Or here’s an incident of involuntary heckling: I was once performing in a show to a relatively small assembly of about 300 souls (small compared to Wembley — big compared to my dry cleaner’s) seated fairly near the stage, and as I was manhandling a large puppet part (actually, a wing. I won’t go into too many details here, except to say that ‘manhandling’ is the only appropriate word to describe my puppeteering skills), we all sensed some sort of commotion coming from the audience. An elderly woman had decided to pass out (perhaps I should mention this was during the Great Sweltering British Summer, and must have been a scorching 15°C at least in the auditorium. I joke, I joke.),  during a particularly breathtaking moment of theatre when the puppet, a large bird, flies around the stage, and this is my big moment, when I bring the wing around the stage in a majestic swoop of the arm, except that by this point some benevolent audience members are already around the poor woman calling for help.
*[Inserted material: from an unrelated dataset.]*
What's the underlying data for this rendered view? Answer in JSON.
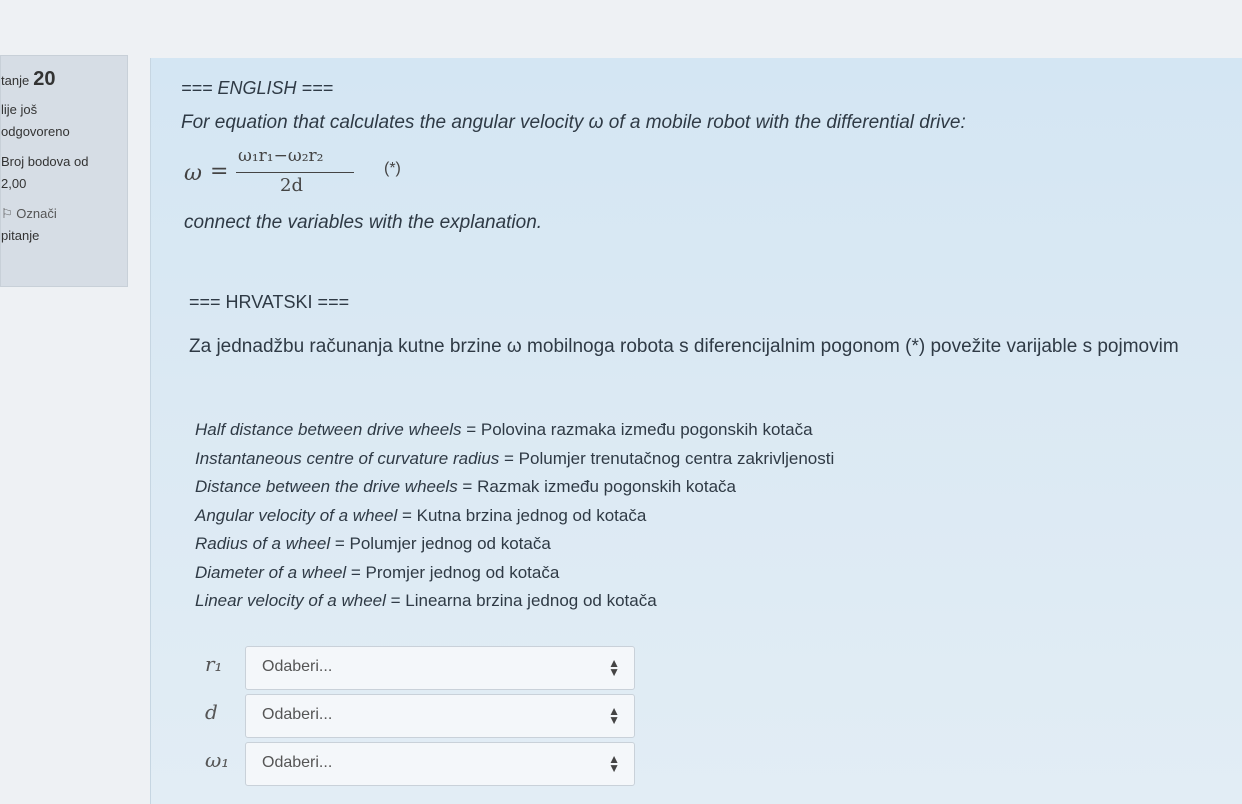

At that point, Al, the oldest of us on stage, makes a martial halting gesture with his right arm — as if we are about to make our decisive move on the Somme but he’s all of a sudden decided against it — and says: “Alright gang — all off to stage right!” (or something like that).

Within 5 minutes the old lady in the audience was evacuated from the auditorium (I heard after the show that she was fine), order had been regained, and we resumed the show where we left off.

So here’s my point: as a performer, it was a surreal but somewhat rewarding experience. Why? Because there was a sense of jeopardy. Theatre became alive again.

As to what this says of my experience of the show in question, that’s, er, beside the point. But something happened. And who’s to say that theatre is exclusively what happens onstage?

Too, here’s the brilliant Stephen Colbert of the now defunct Colbert Report hijacking (even as he was invited) a hearing of the Subcommittee on Immigration, Citizenship and Border Security in 2010:

(And here’s House Judiciary Chairman John Conyers asking him to leave the room:

I’ll admit this was probably just an excuse to post some Colbert, but it still goes some way in showing that theatre going wrong can be great theatre… sometimes.)


After my latest collaboration with Dam Van Huynh on “Gesundheit”, I’ll be joining bgroup in January. Looking forward to working with the wonderful Ben Wright again.

Free To Fall

Some pictures from recent showing of my work Sea of Love at Rich Mix, London.

Chor. Dom Czapski
Music Juan Madero
Text Timothy Furstnau, read by Vito Acconci
Pictures by David C Ball













Free To Fall

2 more days until Free to Fall!

This Friday, starts at 7.30pm at
Rich Mix, 35-47 Bethnal Green Rd, Shoreditch, London

Would be good to see some friendly faces there…

Dance infantilisation

Article19 raising a few good points about the infantilisation of dance PR. In my opinion this probably goes to the core of many problems facing UK dance today.

Unnecessary Instagram Pic

Next week, two weeks of development of ongoing work with composer Jamie Hamilton.

Also, we bought a massive fan. Of the reinforced steel type.


Crow in the NY Times








Article in the New York Times about “Crow”.